For the entries that follow, set down each one exactly and drop any pictures.

----- Records for this task -----

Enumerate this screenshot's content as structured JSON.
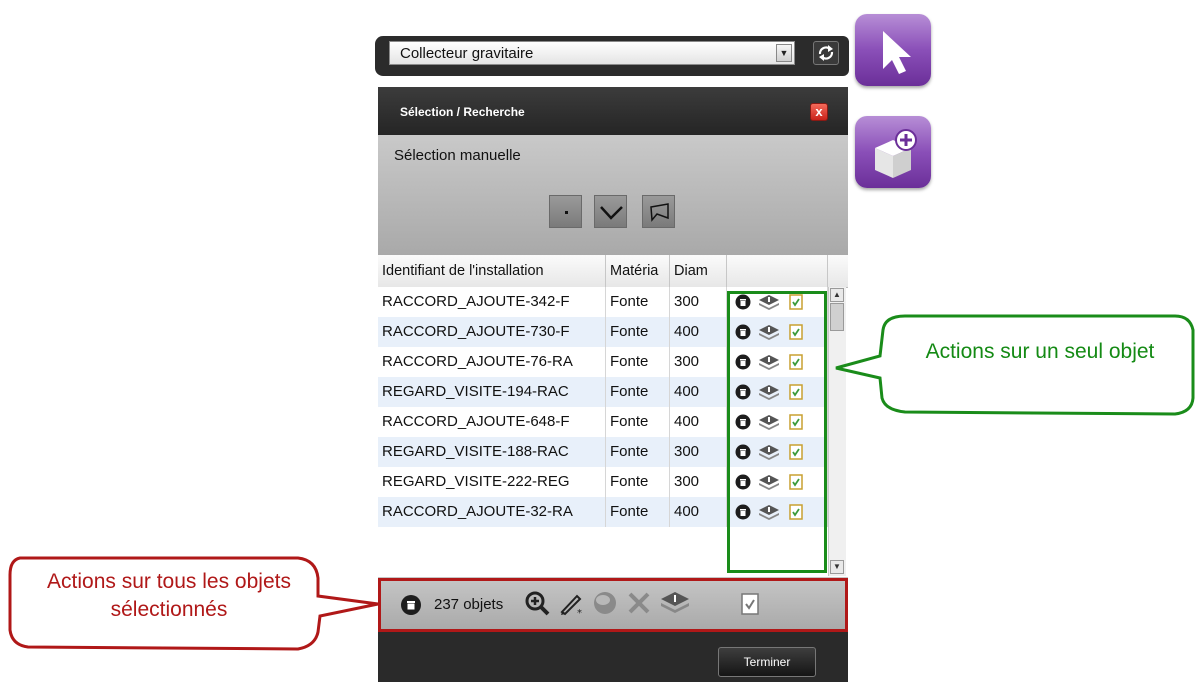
{
  "layer_selector": {
    "value": "Collecteur gravitaire"
  },
  "panel": {
    "title": "Sélection / Recherche",
    "close_label": "x",
    "manual_selection_label": "Sélection manuelle",
    "tools": [
      "point-select-icon",
      "polyline-select-icon",
      "polygon-select-icon"
    ]
  },
  "table": {
    "columns": [
      "Identifiant de l'installation",
      "Matéria",
      "Diam",
      ""
    ],
    "rows": [
      {
        "id": "RACCORD_AJOUTE-342-F",
        "material": "Fonte",
        "diameter": "300"
      },
      {
        "id": "RACCORD_AJOUTE-730-F",
        "material": "Fonte",
        "diameter": "400"
      },
      {
        "id": "RACCORD_AJOUTE-76-RA",
        "material": "Fonte",
        "diameter": "300"
      },
      {
        "id": "REGARD_VISITE-194-RAC",
        "material": "Fonte",
        "diameter": "400"
      },
      {
        "id": "RACCORD_AJOUTE-648-F",
        "material": "Fonte",
        "diameter": "400"
      },
      {
        "id": "REGARD_VISITE-188-RAC",
        "material": "Fonte",
        "diameter": "300"
      },
      {
        "id": "REGARD_VISITE-222-REG",
        "material": "Fonte",
        "diameter": "300"
      },
      {
        "id": "RACCORD_AJOUTE-32-RA",
        "material": "Fonte",
        "diameter": "400"
      }
    ],
    "row_actions": [
      "delete-icon",
      "layers-icon",
      "report-icon"
    ]
  },
  "bulk_actions": {
    "count_label": "237 objets",
    "icons": [
      "delete-icon",
      "zoom-in-icon",
      "edit-icon",
      "globe-icon",
      "clear-icon",
      "layers-icon",
      "report-icon"
    ]
  },
  "finish_button": "Terminer",
  "annotations": {
    "single": "Actions sur un seul objet",
    "all": "Actions sur tous les objets sélectionnés"
  },
  "colors": {
    "panel_dark": "#2a2a2a",
    "row_alt": "#e8f0fa",
    "purple": "#8a4fb8",
    "annotation_green": "#1a8c1a",
    "annotation_red": "#b01818",
    "close_red": "#c9221a"
  }
}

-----

_Result_
Enumerate this screenshot's content as structured JSON.
{
  "layer_selector": {
    "value": "Collecteur gravitaire"
  },
  "panel": {
    "title": "Sélection / Recherche",
    "close_label": "x",
    "manual_selection_label": "Sélection manuelle",
    "tools": [
      "point-select-icon",
      "polyline-select-icon",
      "polygon-select-icon"
    ]
  },
  "table": {
    "columns": [
      "Identifiant de l'installation",
      "Matéria",
      "Diam",
      ""
    ],
    "rows": [
      {
        "id": "RACCORD_AJOUTE-342-F",
        "material": "Fonte",
        "diameter": "300"
      },
      {
        "id": "RACCORD_AJOUTE-730-F",
        "material": "Fonte",
        "diameter": "400"
      },
      {
        "id": "RACCORD_AJOUTE-76-RA",
        "material": "Fonte",
        "diameter": "300"
      },
      {
        "id": "REGARD_VISITE-194-RAC",
        "material": "Fonte",
        "diameter": "400"
      },
      {
        "id": "RACCORD_AJOUTE-648-F",
        "material": "Fonte",
        "diameter": "400"
      },
      {
        "id": "REGARD_VISITE-188-RAC",
        "material": "Fonte",
        "diameter": "300"
      },
      {
        "id": "REGARD_VISITE-222-REG",
        "material": "Fonte",
        "diameter": "300"
      },
      {
        "id": "RACCORD_AJOUTE-32-RA",
        "material": "Fonte",
        "diameter": "400"
      }
    ],
    "row_actions": [
      "delete-icon",
      "layers-icon",
      "report-icon"
    ]
  },
  "bulk_actions": {
    "count_label": "237 objets",
    "icons": [
      "delete-icon",
      "zoom-in-icon",
      "edit-icon",
      "globe-icon",
      "clear-icon",
      "layers-icon",
      "report-icon"
    ]
  },
  "finish_button": "Terminer",
  "annotations": {
    "single": "Actions sur un seul objet",
    "all": "Actions sur tous les objets sélectionnés"
  },
  "colors": {
    "panel_dark": "#2a2a2a",
    "row_alt": "#e8f0fa",
    "purple": "#8a4fb8",
    "annotation_green": "#1a8c1a",
    "annotation_red": "#b01818",
    "close_red": "#c9221a"
  }
}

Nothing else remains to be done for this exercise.